Now let's say you are that first appearance collector. A great way to help your LCS is to ask your LCS owner before going to eBay. You may end up paying around $25 to $1,000,000 (depending on the character) for it, but that money will help keep your LCS open.
So you want to support creators, but not Marvel...
Perhaps the easiest problem to solve this is finding other ways to give your dollars to creators while avoiding Marvel. When a series doesn't sell well, it gets cut regardless of quality. When a series is cut, a creative team loses income. Imagine your boss saying, "Hey, you did a great job this quarter, but sales weren't high enough so we're taking it out of your paycheck." That is essentially what's happening here.

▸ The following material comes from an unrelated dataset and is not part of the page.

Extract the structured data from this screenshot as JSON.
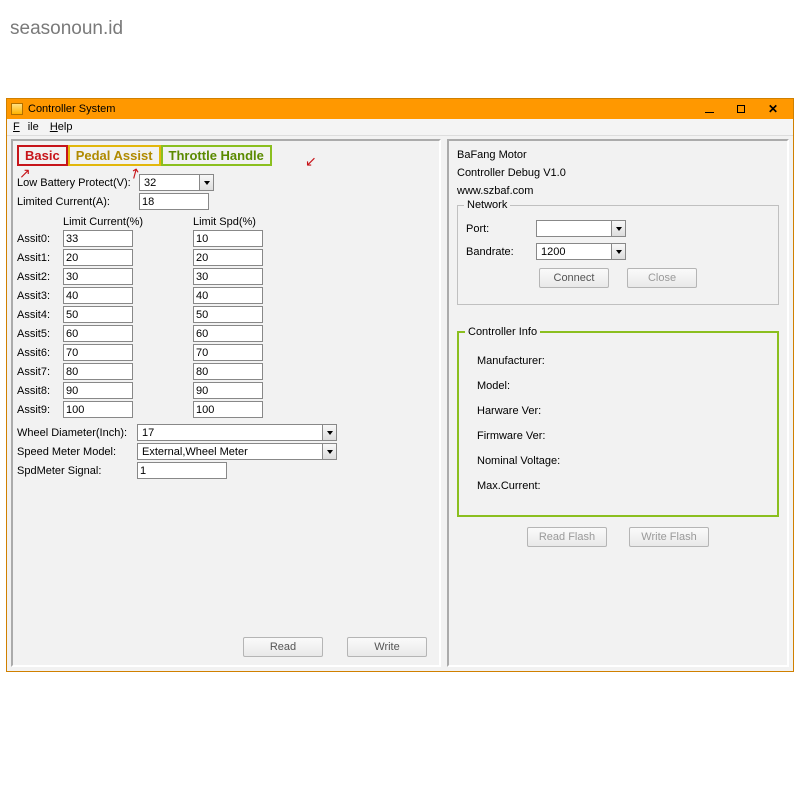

But many creators who write for Marvel also write or draw elsewhere as well. For example, Jeff Lemire is also writing for Image and Valiant, and Cullen Bunn is writing for almost any company you can think of. Look for creator owned titles by searching creators' names on ComicVine. Creator owned titles are often better for creators as these titles can give creators a percentage of sales, full creative control, and the ability to sell the movie rights to whoever they chose, those those things are not necessarily a given. You can support these titles to continue rewarding creators whose work you enjoy without giving the bulk of the profits to Marvel.
In the case of artists, however, the conflict can be less easy to resolve for those who draw at Marvel. Many artists are not capable of creating multiple titles each month due to the detail of their craft. That being said, however, a lot of artists will sell their original artwork online. This serves as another way to provide a direct profit to the creator through your purchases.
In the end, it's a reality that some creators or other employees of a corporation could be hurt by a successful boycott, but you can do your best to mitigate that potential damage, and ultimately, need to do what feels right to you.
So you think you can't hurt Marvel...
There are many dissenting voices that say Marvel is too strong and a boycott would not affect Perlmutter or Marvel. I strongly disagree with this idea. If you take a look at single title sales you, will see that - with the exception of a series launch - 100,000 copies sold is a rarity for any Marvel title. In fact, the only comic on the market that has sold 100,000 consistently is Batman. The market is substantially smaller than films or music. If a few thousand people change their spending habits, it will have a substantial effect on this small market that is comic books.
Now you may say that if it is a small market then Marvel's corporate overlords won't notice the loss. That would be a fair point, but this small market is still worth at least 800 million dollars. With Marvel having a 38% market share. This leaves Marvel at 304 million dollars. Not even a multi-billion dollar company like Disney, is going to let a 304 million dollar annual income slip away, especially when that business serves as a farm for more lucrative film ideas.
Marvel's sales are already falling. If you wanted to boycott Marvel, now would be the time, but you don't have to forget about the other people involved. Look for ways to support comics and their creators in ways that allow you to stick to your principles at the same time.